The Federal Reserve is undertaking a "dangerous gamble"

The Federal Reserve is undertaking a "dangerous gamble" by keeping rates at near zero for so long, and must start raising rates or risk damaging the nascent U.S. recovery, a top Federal Reserve official said on Friday.


"To be clear, I am not advocating a tight monetary policy," Kansas City Reserve Bank President Thomas Hoenig said in the text of a speech to the Lincoln, Nebraska, Chamber of Commerce. "I am advocating a policy that remains accommodative but slowly firms as the economy itself expands and moves toward more balance."

Hoenig has been the lone dissenter on the Fed's policy-setting panel, which on Tuesday repeated the U.S. central bank's pledge to keep interest rates extraordinarily low for an "extended period."

The Fed took the further step of saying it would begin reinvesting cash from maturing mortgage bonds to buy more government debt.
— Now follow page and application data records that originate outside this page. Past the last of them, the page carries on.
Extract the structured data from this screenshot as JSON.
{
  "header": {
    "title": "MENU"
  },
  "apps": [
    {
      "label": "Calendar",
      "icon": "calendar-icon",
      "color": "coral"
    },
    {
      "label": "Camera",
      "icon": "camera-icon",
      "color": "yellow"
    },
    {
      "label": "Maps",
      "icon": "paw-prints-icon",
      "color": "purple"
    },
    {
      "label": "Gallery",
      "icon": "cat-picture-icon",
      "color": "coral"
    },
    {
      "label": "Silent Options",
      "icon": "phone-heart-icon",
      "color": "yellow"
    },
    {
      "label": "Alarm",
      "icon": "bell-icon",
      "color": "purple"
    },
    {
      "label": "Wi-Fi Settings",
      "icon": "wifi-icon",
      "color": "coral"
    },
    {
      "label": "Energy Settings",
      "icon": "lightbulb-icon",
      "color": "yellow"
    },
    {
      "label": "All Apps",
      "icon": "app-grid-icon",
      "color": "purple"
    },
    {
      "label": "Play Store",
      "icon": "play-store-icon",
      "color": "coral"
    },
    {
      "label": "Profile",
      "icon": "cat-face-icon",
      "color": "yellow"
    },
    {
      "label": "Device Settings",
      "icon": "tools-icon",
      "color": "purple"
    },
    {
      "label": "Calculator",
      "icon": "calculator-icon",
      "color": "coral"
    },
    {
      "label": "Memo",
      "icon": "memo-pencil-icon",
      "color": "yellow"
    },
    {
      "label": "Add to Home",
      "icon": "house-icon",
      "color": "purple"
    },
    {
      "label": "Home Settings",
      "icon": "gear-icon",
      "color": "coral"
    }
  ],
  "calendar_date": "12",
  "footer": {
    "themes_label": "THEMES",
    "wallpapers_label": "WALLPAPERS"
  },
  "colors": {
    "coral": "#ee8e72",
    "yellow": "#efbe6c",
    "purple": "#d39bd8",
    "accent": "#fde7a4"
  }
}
The decision reflected the Fed's concern over the 

slowdown in the economic recovery it helped bring about by cutting rates to near zero in December 2008 and buying nearly $1.3 trillion in mortgage-linked debt to shore up the housing market.

However, Hoenig said Friday he believes the economy "barring specific shocks and bad policy ...should continue to grow over the next several quarters."

The Fed should raise its short-term target to 1 percent, pause to wait for the economy to adjust, and then raise it to 2 percent once it is clear the recovery is on a reasonable growth path, he said, repeating a proposal he has made before.

"I believe that zero rates during a period of modest growth are a dangerous gamble," Hoenig said Friday.